# WHAT TO WORK ON
Please copy every record below exactly and leave out the pictures.

++++++

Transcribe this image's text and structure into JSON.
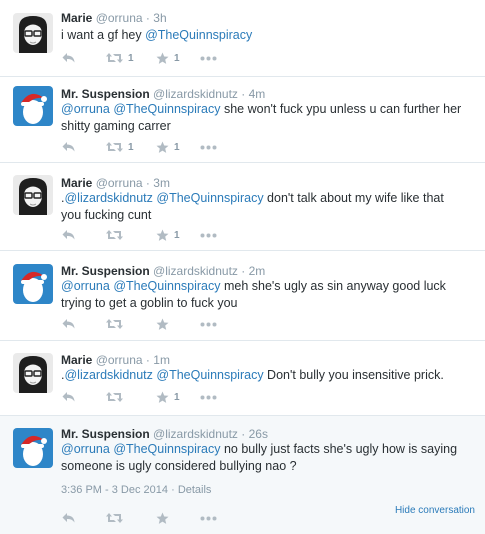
{
  "tweets": [
    {
      "name": "Marie",
      "handle": "@orruna",
      "time": "3h",
      "text_parts": [
        {
          "t": "i want a gf hey ",
          "m": false
        },
        {
          "t": "@TheQuinnspiracy",
          "m": true
        }
      ],
      "retweets": "1",
      "favorites": "1"
    },
    {
      "name": "Mr. Suspension",
      "handle": "@lizardskidnutz",
      "time": "4m",
      "text_parts": [
        {
          "t": "@orruna",
          "m": true
        },
        {
          "t": " ",
          "m": false
        },
        {
          "t": "@TheQuinnspiracy",
          "m": true
        },
        {
          "t": " she won't fuck ypu unless u can further her shitty gaming carrer",
          "m": false
        }
      ],
      "retweets": "1",
      "favorites": "1"
    },
    {
      "name": "Marie",
      "handle": "@orruna",
      "time": "3m",
      "text_parts": [
        {
          "t": ".",
          "m": false
        },
        {
          "t": "@lizardskidnutz",
          "m": true
        },
        {
          "t": " ",
          "m": false
        },
        {
          "t": "@TheQuinnspiracy",
          "m": true
        },
        {
          "t": " don't talk about my wife like that you fucking cunt",
          "m": false
        }
      ],
      "retweets": "",
      "favorites": "1"
    },
    {
      "name": "Mr. Suspension",
      "handle": "@lizardskidnutz",
      "time": "2m",
      "text_parts": [
        {
          "t": "@orruna",
          "m": true
        },
        {
          "t": " ",
          "m": false
        },
        {
          "t": "@TheQuinnspiracy",
          "m": true
        },
        {
          "t": " meh she's ugly as sin anyway good luck trying to get a goblin to fuck you",
          "m": false
        }
      ],
      "retweets": "",
      "favorites": ""
    },
    {
      "name": "Marie",
      "handle": "@orruna",
      "time": "1m",
      "text_parts": [
        {
          "t": ".",
          "m": false
        },
        {
          "t": "@lizardskidnutz",
          "m": true
        },
        {
          "t": " ",
          "m": false
        },
        {
          "t": "@TheQuinnspiracy",
          "m": true
        },
        {
          "t": " Don't bully you insensitive prick.",
          "m": false
        }
      ],
      "retweets": "",
      "favorites": "1"
    },
    {
      "name": "Mr. Suspension",
      "handle": "@lizardskidnutz",
      "time": "26s",
      "text_parts": [
        {
          "t": "@orruna",
          "m": true
        },
        {
          "t": " ",
          "m": false
        },
        {
          "t": "@TheQuinnspiracy",
          "m": true
        },
        {
          "t": " no bully just facts she's ugly how is saying someone is ugly considered bullying nao ?",
          "m": false
        }
      ],
      "retweets": "",
      "favorites": ""
    }
  ],
  "meta_separator": "·",
  "expanded": {
    "timestamp": "3:36 PM - 3 Dec 2014",
    "details_label": "Details",
    "hide_conversation_label": "Hide conversation"
  },
  "colors": {
    "link": "#2b7bb9",
    "action_icon": "#b1bbc3",
    "expanded_bg": "#f5f8fa"
  },
  "icons": [
    "reply-icon",
    "retweet-icon",
    "favorite-icon",
    "more-icon"
  ]
}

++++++

# EXERCISE OUTPUT
Transcribe this image's text and structure into JSON.
{
  "tweets": [
    {
      "name": "Marie",
      "handle": "@orruna",
      "time": "3h",
      "text_parts": [
        {
          "t": "i want a gf hey ",
          "m": false
        },
        {
          "t": "@TheQuinnspiracy",
          "m": true
        }
      ],
      "retweets": "1",
      "favorites": "1"
    },
    {
      "name": "Mr. Suspension",
      "handle": "@lizardskidnutz",
      "time": "4m",
      "text_parts": [
        {
          "t": "@orruna",
          "m": true
        },
        {
          "t": " ",
          "m": false
        },
        {
          "t": "@TheQuinnspiracy",
          "m": true
        },
        {
          "t": " she won't fuck ypu unless u can further her shitty gaming carrer",
          "m": false
        }
      ],
      "retweets": "1",
      "favorites": "1"
    },
    {
      "name": "Marie",
      "handle": "@orruna",
      "time": "3m",
      "text_parts": [
        {
          "t": ".",
          "m": false
        },
        {
          "t": "@lizardskidnutz",
          "m": true
        },
        {
          "t": " ",
          "m": false
        },
        {
          "t": "@TheQuinnspiracy",
          "m": true
        },
        {
          "t": " don't talk about my wife like that you fucking cunt",
          "m": false
        }
      ],
      "retweets": "",
      "favorites": "1"
    },
    {
      "name": "Mr. Suspension",
      "handle": "@lizardskidnutz",
      "time": "2m",
      "text_parts": [
        {
          "t": "@orruna",
          "m": true
        },
        {
          "t": " ",
          "m": false
        },
        {
          "t": "@TheQuinnspiracy",
          "m": true
        },
        {
          "t": " meh she's ugly as sin anyway good luck trying to get a goblin to fuck you",
          "m": false
        }
      ],
      "retweets": "",
      "favorites": ""
    },
    {
      "name": "Marie",
      "handle": "@orruna",
      "time": "1m",
      "text_parts": [
        {
          "t": ".",
          "m": false
        },
        {
          "t": "@lizardskidnutz",
          "m": true
        },
        {
          "t": " ",
          "m": false
        },
        {
          "t": "@TheQuinnspiracy",
          "m": true
        },
        {
          "t": " Don't bully you insensitive prick.",
          "m": false
        }
      ],
      "retweets": "",
      "favorites": "1"
    },
    {
      "name": "Mr. Suspension",
      "handle": "@lizardskidnutz",
      "time": "26s",
      "text_parts": [
        {
          "t": "@orruna",
          "m": true
        },
        {
          "t": " ",
          "m": false
        },
        {
          "t": "@TheQuinnspiracy",
          "m": true
        },
        {
          "t": " no bully just facts she's ugly how is saying someone is ugly considered bullying nao ?",
          "m": false
        }
      ],
      "retweets": "",
      "favorites": ""
    }
  ],
  "meta_separator": "·",
  "expanded": {
    "timestamp": "3:36 PM - 3 Dec 2014",
    "details_label": "Details",
    "hide_conversation_label": "Hide conversation"
  },
  "colors": {
    "link": "#2b7bb9",
    "action_icon": "#b1bbc3",
    "expanded_bg": "#f5f8fa"
  },
  "icons": [
    "reply-icon",
    "retweet-icon",
    "favorite-icon",
    "more-icon"
  ]
}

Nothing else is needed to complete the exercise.